'''

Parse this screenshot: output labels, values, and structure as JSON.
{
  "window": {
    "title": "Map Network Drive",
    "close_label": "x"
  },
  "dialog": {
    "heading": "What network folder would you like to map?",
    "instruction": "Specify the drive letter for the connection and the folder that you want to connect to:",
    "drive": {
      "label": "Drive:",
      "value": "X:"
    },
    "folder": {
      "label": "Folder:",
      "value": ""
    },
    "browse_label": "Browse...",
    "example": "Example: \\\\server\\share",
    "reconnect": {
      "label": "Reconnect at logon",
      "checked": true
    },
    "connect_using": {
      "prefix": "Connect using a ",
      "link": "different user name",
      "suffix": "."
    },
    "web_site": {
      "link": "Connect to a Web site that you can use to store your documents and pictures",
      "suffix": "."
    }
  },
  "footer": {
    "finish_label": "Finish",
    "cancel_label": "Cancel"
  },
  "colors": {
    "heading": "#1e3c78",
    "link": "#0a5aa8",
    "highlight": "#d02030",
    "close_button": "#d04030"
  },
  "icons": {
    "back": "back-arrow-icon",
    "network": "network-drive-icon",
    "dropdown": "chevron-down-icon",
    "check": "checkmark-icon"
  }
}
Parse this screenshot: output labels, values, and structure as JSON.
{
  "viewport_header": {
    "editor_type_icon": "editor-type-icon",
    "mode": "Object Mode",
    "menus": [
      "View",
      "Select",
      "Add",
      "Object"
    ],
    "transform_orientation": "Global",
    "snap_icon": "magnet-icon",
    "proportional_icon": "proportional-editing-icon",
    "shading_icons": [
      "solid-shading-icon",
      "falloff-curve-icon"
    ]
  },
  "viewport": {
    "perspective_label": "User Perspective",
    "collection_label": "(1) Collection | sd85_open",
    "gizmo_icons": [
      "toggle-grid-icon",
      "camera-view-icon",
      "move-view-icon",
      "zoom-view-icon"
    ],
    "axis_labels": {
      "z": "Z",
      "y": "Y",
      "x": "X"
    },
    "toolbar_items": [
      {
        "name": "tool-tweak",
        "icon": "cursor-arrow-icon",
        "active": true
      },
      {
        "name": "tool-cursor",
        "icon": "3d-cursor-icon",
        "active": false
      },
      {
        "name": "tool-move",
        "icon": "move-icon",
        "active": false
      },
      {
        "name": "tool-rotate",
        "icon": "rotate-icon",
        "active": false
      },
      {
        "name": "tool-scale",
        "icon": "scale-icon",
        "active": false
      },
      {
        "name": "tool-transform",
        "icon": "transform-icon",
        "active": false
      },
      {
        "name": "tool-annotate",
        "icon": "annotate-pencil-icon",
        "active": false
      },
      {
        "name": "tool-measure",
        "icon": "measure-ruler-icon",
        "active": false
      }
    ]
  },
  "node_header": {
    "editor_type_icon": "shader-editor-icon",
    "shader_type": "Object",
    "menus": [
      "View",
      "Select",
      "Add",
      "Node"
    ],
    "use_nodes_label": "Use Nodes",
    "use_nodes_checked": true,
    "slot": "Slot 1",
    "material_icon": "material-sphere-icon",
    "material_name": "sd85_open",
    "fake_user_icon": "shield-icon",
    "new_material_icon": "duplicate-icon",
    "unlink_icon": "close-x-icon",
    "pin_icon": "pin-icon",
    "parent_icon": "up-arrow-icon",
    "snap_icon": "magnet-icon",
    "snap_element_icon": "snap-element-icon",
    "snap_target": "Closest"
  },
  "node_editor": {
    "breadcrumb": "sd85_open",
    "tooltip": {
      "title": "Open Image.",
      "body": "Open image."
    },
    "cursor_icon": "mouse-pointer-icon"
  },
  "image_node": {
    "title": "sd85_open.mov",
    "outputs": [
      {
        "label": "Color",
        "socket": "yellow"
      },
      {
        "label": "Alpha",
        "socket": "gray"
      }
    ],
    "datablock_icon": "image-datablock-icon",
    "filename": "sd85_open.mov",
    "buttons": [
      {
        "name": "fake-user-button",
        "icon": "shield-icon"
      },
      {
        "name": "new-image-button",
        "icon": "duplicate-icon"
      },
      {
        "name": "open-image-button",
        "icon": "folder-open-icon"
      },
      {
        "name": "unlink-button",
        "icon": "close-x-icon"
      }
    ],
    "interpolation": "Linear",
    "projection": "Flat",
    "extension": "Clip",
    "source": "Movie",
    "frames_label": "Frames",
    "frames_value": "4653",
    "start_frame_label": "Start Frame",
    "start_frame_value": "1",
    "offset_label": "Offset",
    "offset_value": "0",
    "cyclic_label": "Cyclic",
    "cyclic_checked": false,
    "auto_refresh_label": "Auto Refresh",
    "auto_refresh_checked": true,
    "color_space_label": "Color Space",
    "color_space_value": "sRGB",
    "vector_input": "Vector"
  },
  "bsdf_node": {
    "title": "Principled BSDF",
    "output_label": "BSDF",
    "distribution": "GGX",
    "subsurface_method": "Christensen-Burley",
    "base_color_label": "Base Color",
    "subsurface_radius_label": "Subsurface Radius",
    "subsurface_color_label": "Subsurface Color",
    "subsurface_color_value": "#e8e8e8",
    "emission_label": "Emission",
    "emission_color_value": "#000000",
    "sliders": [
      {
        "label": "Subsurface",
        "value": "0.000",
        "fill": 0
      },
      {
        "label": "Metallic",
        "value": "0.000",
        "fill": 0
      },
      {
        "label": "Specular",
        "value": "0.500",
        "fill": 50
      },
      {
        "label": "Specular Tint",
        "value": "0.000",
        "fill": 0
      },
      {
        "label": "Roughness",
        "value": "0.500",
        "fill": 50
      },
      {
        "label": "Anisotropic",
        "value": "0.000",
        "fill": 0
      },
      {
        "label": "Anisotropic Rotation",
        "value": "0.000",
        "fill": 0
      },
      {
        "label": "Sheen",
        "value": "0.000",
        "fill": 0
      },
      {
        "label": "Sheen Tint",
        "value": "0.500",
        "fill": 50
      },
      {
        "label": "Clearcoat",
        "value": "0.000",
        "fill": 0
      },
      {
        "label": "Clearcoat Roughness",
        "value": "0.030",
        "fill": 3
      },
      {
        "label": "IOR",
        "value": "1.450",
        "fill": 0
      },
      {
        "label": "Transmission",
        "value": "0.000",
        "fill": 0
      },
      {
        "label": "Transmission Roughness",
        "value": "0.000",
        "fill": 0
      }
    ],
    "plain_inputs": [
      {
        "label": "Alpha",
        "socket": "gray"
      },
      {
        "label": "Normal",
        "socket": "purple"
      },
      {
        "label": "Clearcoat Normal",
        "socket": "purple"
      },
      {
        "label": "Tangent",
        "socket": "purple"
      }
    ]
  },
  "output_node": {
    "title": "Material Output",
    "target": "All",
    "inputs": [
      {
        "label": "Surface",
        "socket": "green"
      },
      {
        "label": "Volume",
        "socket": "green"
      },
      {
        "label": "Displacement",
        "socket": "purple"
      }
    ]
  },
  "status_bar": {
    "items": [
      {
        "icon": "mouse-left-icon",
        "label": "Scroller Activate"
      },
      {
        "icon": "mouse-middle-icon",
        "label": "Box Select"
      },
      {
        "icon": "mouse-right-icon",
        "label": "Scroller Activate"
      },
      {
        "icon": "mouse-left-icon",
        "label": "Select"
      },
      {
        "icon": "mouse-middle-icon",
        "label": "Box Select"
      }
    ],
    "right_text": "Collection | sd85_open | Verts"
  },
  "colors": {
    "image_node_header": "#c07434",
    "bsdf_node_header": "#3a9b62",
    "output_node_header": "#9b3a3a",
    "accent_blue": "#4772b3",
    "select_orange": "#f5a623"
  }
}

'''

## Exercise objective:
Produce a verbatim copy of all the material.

## Exercise answer:
Parse this screenshot: output labels, values, and structure as JSON.
{
  "window": {
    "title": "Map Network Drive",
    "close_label": "x"
  },
  "dialog": {
    "heading": "What network folder would you like to map?",
    "instruction": "Specify the drive letter for the connection and the folder that you want to connect to:",
    "drive": {
      "label": "Drive:",
      "value": "X:"
    },
    "folder": {
      "label": "Folder:",
      "value": ""
    },
    "browse_label": "Browse...",
    "example": "Example: \\\\server\\share",
    "reconnect": {
      "label": "Reconnect at logon",
      "checked": true
    },
    "connect_using": {
      "prefix": "Connect using a ",
      "link": "different user name",
      "suffix": "."
    },
    "web_site": {
      "link": "Connect to a Web site that you can use to store your documents and pictures",
      "suffix": "."
    }
  },
  "footer": {
    "finish_label": "Finish",
    "cancel_label": "Cancel"
  },
  "colors": {
    "heading": "#1e3c78",
    "link": "#0a5aa8",
    "highlight": "#d02030",
    "close_button": "#d04030"
  },
  "icons": {
    "back": "back-arrow-icon",
    "network": "network-drive-icon",
    "dropdown": "chevron-down-icon",
    "check": "checkmark-icon"
  }
}
Parse this screenshot: output labels, values, and structure as JSON.
{
  "viewport_header": {
    "editor_type_icon": "editor-type-icon",
    "mode": "Object Mode",
    "menus": [
      "View",
      "Select",
      "Add",
      "Object"
    ],
    "transform_orientation": "Global",
    "snap_icon": "magnet-icon",
    "proportional_icon": "proportional-editing-icon",
    "shading_icons": [
      "solid-shading-icon",
      "falloff-curve-icon"
    ]
  },
  "viewport": {
    "perspective_label": "User Perspective",
    "collection_label": "(1) Collection | sd85_open",
    "gizmo_icons": [
      "toggle-grid-icon",
      "camera-view-icon",
      "move-view-icon",
      "zoom-view-icon"
    ],
    "axis_labels": {
      "z": "Z",
      "y": "Y",
      "x": "X"
    },
    "toolbar_items": [
      {
        "name": "tool-tweak",
        "icon": "cursor-arrow-icon",
        "active": true
      },
      {
        "name": "tool-cursor",
        "icon": "3d-cursor-icon",
        "active": false
      },
      {
        "name": "tool-move",
        "icon": "move-icon",
        "active": false
      },
      {
        "name": "tool-rotate",
        "icon": "rotate-icon",
        "active": false
      },
      {
        "name": "tool-scale",
        "icon": "scale-icon",
        "active": false
      },
      {
        "name": "tool-transform",
        "icon": "transform-icon",
        "active": false
      },
      {
        "name": "tool-annotate",
        "icon": "annotate-pencil-icon",
        "active": false
      },
      {
        "name": "tool-measure",
        "icon": "measure-ruler-icon",
        "active": false
      }
    ]
  },
  "node_header": {
    "editor_type_icon": "shader-editor-icon",
    "shader_type": "Object",
    "menus": [
      "View",
      "Select",
      "Add",
      "Node"
    ],
    "use_nodes_label": "Use Nodes",
    "use_nodes_checked": true,
    "slot": "Slot 1",
    "material_icon": "material-sphere-icon",
    "material_name": "sd85_open",
    "fake_user_icon": "shield-icon",
    "new_material_icon": "duplicate-icon",
    "unlink_icon": "close-x-icon",
    "pin_icon": "pin-icon",
    "parent_icon": "up-arrow-icon",
    "snap_icon": "magnet-icon",
    "snap_element_icon": "snap-element-icon",
    "snap_target": "Closest"
  },
  "node_editor": {
    "breadcrumb": "sd85_open",
    "tooltip": {
      "title": "Open Image.",
      "body": "Open image."
    },
    "cursor_icon": "mouse-pointer-icon"
  },
  "image_node": {
    "title": "sd85_open.mov",
    "outputs": [
      {
        "label": "Color",
        "socket": "yellow"
      },
      {
        "label": "Alpha",
        "socket": "gray"
      }
    ],
    "datablock_icon": "image-datablock-icon",
    "filename": "sd85_open.mov",
    "buttons": [
      {
        "name": "fake-user-button",
        "icon": "shield-icon"
      },
      {
        "name": "new-image-button",
        "icon": "duplicate-icon"
      },
      {
        "name": "open-image-button",
        "icon": "folder-open-icon"
      },
      {
        "name": "unlink-button",
        "icon": "close-x-icon"
      }
    ],
    "interpolation": "Linear",
    "projection": "Flat",
    "extension": "Clip",
    "source": "Movie",
    "frames_label": "Frames",
    "frames_value": "4653",
    "start_frame_label": "Start Frame",
    "start_frame_value": "1",
    "offset_label": "Offset",
    "offset_value": "0",
    "cyclic_label": "Cyclic",
    "cyclic_checked": false,
    "auto_refresh_label": "Auto Refresh",
    "auto_refresh_checked": true,
    "color_space_label": "Color Space",
    "color_space_value": "sRGB",
    "vector_input": "Vector"
  },
  "bsdf_node": {
    "title": "Principled BSDF",
    "output_label": "BSDF",
    "distribution": "GGX",
    "subsurface_method": "Christensen-Burley",
    "base_color_label": "Base Color",
    "subsurface_radius_label": "Subsurface Radius",
    "subsurface_color_label": "Subsurface Color",
    "subsurface_color_value": "#e8e8e8",
    "emission_label": "Emission",
    "emission_color_value": "#000000",
    "sliders": [
      {
        "label": "Subsurface",
        "value": "0.000",
        "fill": 0
      },
      {
        "label": "Metallic",
        "value": "0.000",
        "fill": 0
      },
      {
        "label": "Specular",
        "value": "0.500",
        "fill": 50
      },
      {
        "label": "Specular Tint",
        "value": "0.000",
        "fill": 0
      },
      {
        "label": "Roughness",
        "value": "0.500",
        "fill": 50
      },
      {
        "label": "Anisotropic",
        "value": "0.000",
        "fill": 0
      },
      {
        "label": "Anisotropic Rotation",
        "value": "0.000",
        "fill": 0
      },
      {
        "label": "Sheen",
        "value": "0.000",
        "fill": 0
      },
      {
        "label": "Sheen Tint",
        "value": "0.500",
        "fill": 50
      },
      {
        "label": "Clearcoat",
        "value": "0.000",
        "fill": 0
      },
      {
        "label": "Clearcoat Roughness",
        "value": "0.030",
        "fill": 3
      },
      {
        "label": "IOR",
        "value": "1.450",
        "fill": 0
      },
      {
        "label": "Transmission",
        "value": "0.000",
        "fill": 0
      },
      {
        "label": "Transmission Roughness",
        "value": "0.000",
        "fill": 0
      }
    ],
    "plain_inputs": [
      {
        "label": "Alpha",
        "socket": "gray"
      },
      {
        "label": "Normal",
        "socket": "purple"
      },
      {
        "label": "Clearcoat Normal",
        "socket": "purple"
      },
      {
        "label": "Tangent",
        "socket": "purple"
      }
    ]
  },
  "output_node": {
    "title": "Material Output",
    "target": "All",
    "inputs": [
      {
        "label": "Surface",
        "socket": "green"
      },
      {
        "label": "Volume",
        "socket": "green"
      },
      {
        "label": "Displacement",
        "socket": "purple"
      }
    ]
  },
  "status_bar": {
    "items": [
      {
        "icon": "mouse-left-icon",
        "label": "Scroller Activate"
      },
      {
        "icon": "mouse-middle-icon",
        "label": "Box Select"
      },
      {
        "icon": "mouse-right-icon",
        "label": "Scroller Activate"
      },
      {
        "icon": "mouse-left-icon",
        "label": "Select"
      },
      {
        "icon": "mouse-middle-icon",
        "label": "Box Select"
      }
    ],
    "right_text": "Collection | sd85_open | Verts"
  },
  "colors": {
    "image_node_header": "#c07434",
    "bsdf_node_header": "#3a9b62",
    "output_node_header": "#9b3a3a",
    "accent_blue": "#4772b3",
    "select_orange": "#f5a623"
  }
}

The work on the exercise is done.